The researchers are attributing the decline to “uncertainty and unfavorable factors,” including a volatile stock market, rising interest rates and oil prices and potential roadblocks in international trade relationships. They also cite the negative impact of current levels of consumer discounts, which can erode profit margins. The average discount was $3,698, up $187 from April 2017. Discounts on trucks and SUVs were up $426, but down $226 on passenger cars, according to Reuters.
It’s also important to remember that weak April sales are also due in part to the nature of the calendar. April 2018 had two fewer selling days than the previous April. Without an adjustment for this factor, retail sales would have shown a decline of 8.9 percent.
“Although April sales will be underwhelming, it’s important to note that both March and April results are affected by quirks in the industry sales calendar,” Thomas King, Senior Vice President of the Data and Analytics Division at J.D. Power, told PR Newswire. “March benefited from an extra weekend this year, while April sales have been negatively affected by having one less selling weekend compared to 2017. When looking at the two months combined, retail sales will be down only modestly from last year.”

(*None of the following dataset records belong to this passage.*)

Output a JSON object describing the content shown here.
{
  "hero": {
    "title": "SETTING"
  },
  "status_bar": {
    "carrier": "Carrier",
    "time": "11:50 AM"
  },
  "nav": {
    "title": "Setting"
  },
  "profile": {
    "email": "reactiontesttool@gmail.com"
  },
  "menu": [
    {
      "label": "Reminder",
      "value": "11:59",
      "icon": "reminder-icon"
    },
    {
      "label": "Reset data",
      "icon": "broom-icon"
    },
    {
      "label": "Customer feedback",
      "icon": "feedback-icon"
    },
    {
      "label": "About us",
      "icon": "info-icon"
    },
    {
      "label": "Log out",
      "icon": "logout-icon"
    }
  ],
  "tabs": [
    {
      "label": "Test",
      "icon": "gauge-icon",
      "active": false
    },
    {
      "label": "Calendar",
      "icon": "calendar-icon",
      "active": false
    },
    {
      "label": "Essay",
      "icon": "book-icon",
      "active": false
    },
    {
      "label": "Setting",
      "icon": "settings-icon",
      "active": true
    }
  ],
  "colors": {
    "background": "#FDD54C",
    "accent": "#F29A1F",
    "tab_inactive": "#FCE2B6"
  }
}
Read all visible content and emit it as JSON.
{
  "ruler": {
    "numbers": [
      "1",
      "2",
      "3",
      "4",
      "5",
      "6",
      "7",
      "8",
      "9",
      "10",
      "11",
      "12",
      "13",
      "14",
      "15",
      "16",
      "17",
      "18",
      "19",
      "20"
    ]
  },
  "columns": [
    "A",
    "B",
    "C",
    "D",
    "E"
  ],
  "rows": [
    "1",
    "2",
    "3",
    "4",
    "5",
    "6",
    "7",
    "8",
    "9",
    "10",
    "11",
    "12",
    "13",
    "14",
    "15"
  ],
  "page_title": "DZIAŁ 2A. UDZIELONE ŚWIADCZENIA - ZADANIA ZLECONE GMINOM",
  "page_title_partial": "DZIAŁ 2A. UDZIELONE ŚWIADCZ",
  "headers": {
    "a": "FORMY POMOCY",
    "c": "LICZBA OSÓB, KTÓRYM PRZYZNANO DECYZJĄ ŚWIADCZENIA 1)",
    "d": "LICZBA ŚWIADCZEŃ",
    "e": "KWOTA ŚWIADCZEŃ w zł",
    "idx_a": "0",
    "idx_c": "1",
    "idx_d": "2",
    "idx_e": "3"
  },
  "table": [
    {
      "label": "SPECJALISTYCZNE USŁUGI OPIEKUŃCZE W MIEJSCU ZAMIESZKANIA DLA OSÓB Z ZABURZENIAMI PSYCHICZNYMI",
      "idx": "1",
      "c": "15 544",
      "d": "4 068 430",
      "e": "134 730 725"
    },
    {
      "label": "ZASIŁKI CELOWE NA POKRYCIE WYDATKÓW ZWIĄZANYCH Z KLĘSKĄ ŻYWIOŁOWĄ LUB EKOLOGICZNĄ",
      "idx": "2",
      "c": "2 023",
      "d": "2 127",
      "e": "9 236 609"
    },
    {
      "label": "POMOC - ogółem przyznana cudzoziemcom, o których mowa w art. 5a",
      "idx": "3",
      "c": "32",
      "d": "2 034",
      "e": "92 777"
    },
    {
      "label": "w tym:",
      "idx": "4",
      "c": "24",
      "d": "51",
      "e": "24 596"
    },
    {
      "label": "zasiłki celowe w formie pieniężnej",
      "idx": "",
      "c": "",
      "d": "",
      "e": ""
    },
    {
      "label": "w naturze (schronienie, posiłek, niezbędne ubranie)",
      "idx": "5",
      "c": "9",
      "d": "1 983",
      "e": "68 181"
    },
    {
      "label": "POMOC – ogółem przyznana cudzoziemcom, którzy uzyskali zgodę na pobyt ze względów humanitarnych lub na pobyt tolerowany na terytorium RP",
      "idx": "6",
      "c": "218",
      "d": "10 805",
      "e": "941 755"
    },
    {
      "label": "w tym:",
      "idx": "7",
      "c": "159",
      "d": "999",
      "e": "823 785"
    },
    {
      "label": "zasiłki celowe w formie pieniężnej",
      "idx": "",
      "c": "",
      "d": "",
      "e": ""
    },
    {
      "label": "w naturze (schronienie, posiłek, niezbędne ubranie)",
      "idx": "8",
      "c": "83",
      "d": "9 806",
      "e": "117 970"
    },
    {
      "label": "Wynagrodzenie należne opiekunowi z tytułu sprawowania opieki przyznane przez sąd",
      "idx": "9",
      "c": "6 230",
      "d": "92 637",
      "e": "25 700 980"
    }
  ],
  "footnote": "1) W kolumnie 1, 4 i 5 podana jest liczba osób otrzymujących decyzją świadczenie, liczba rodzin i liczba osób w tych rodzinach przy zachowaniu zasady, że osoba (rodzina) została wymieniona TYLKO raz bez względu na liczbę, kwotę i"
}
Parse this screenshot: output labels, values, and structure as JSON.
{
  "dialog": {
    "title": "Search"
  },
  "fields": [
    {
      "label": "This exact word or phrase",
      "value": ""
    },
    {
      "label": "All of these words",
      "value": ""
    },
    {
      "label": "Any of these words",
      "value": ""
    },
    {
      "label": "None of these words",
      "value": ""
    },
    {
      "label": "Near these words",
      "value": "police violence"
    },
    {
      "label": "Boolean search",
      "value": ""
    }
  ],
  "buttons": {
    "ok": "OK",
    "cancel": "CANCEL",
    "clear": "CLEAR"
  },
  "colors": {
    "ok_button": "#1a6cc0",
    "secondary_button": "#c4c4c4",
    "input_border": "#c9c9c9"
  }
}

Auto manufacturers including Ford Motor and Fiat Chrysler, will release their hard April U.S. sales numbers tomorrow, on May 1st, though GM announced earlier this month that it will cease releasing 30-day sales reports in favor of quarterly reports because they do not accurately reflect the marketplace.
LMC Automotive has predicted that full-year sales of light vehicles will come in at 17 million units, representing a downturn of 1.1% compared to 2017. Full-year retail sales are expected to be 13.8 million units, down 1.6% from 2017.